An obvious interpretation of naming practices claims that having a Western name makes it easier for a Chinese person to navigate cross-cultural interactions. While this assertion is true in part, it fails to explain why other globalizing countries do not partake as widely in such a phenomenon. Why do, say, the Japanese or Koreans not take English names? An alternative explanation views the enthusiasm for English names as a manifestation of a more general admiration for the West.
However, in my opinion, what both of these interpretations ignore is China’s own rich naming tradition. After all, when Chinese people take English names, they do not give up their birth names; the new name becomes merely an additional moniker. In fact, the adoption of a series of names and nicknames is a long-held custom in the country.
Until the mid-1900s in China, a person would normally inherit their father’s xing, or surname, at birth. Later, at 100 days old, the baby would be given a ming, a personal name chosen by the parents. At the beginning of adulthood — usually age 20 for men and age 15 for women — the individual would be granted an alternative personal name, or a zi. In the Confucian society of ancient China, it was common courtesy to address people using their zi.

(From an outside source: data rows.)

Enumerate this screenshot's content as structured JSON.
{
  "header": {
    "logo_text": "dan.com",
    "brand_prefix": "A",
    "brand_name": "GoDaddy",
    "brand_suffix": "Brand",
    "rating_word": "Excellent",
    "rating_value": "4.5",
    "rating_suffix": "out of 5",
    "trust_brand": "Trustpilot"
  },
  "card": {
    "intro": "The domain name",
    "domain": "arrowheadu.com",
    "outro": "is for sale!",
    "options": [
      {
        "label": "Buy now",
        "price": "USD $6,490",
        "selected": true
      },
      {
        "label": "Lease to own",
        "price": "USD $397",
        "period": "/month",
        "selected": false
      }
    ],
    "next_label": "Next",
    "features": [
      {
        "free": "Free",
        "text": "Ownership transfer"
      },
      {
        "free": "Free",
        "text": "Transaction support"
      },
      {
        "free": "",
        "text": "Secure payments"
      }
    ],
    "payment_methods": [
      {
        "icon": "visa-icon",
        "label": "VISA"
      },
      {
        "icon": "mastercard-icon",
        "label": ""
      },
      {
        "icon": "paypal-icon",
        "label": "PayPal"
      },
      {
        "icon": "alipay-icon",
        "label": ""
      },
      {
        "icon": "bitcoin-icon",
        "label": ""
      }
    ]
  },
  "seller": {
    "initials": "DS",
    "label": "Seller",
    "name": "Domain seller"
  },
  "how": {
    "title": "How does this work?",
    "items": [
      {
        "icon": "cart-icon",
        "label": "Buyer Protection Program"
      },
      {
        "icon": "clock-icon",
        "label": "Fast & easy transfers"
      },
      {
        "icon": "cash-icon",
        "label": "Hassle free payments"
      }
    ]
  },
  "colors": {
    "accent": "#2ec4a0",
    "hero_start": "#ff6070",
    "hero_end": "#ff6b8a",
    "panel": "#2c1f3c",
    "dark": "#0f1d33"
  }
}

Apart from the three kinds of formal names, a self-chosen name known as a hao was also very popular. The zi of the famous Tang dynasty poet Li Bai was“Taibai,”but to this day many Chinese know him by two haos:“The Lay Buddhist of Qinglian (青莲居士)”and“The Banished Immortal (谪仙人)”. The latter came from a tenet of folk wisdom, which dictated that those who had misbehaved in heaven were frequently exiled to the human realm and became people of great talent.
From the first half of the 20th century onward, as China began to modernize, the practice of taking zi and hao began to die out. Today, most Chinese have only xing and ming. Against this backdrop, the current trend toward taking English names can be viewed as a form of cultural resurgence — a continuation of ancient tradition with a modern twist.
More accurately, English names today play the same role as hao did in traditional China. Both are self-chosen and aim to reveal an aspect of the individual’s personality. In imperial China, the literati would commonly hold several hao at the same time, each intended to shine a light on a different side of their characters or reflect a valuable experience from their lives.
In the same way that one’s hao was bound by certain social conventions, so are English names subject to certain rules. In today’s China, English names may be commonly used among Chinese colleagues in the workplace but almost never in a familial context or among best friends.
As a form of address, English names imply a certain amount of distance between speakers. In this way, these adopted monikers allow people to embody different social identities, in the same way that xing, ming, and hao denoted social boundaries in former times.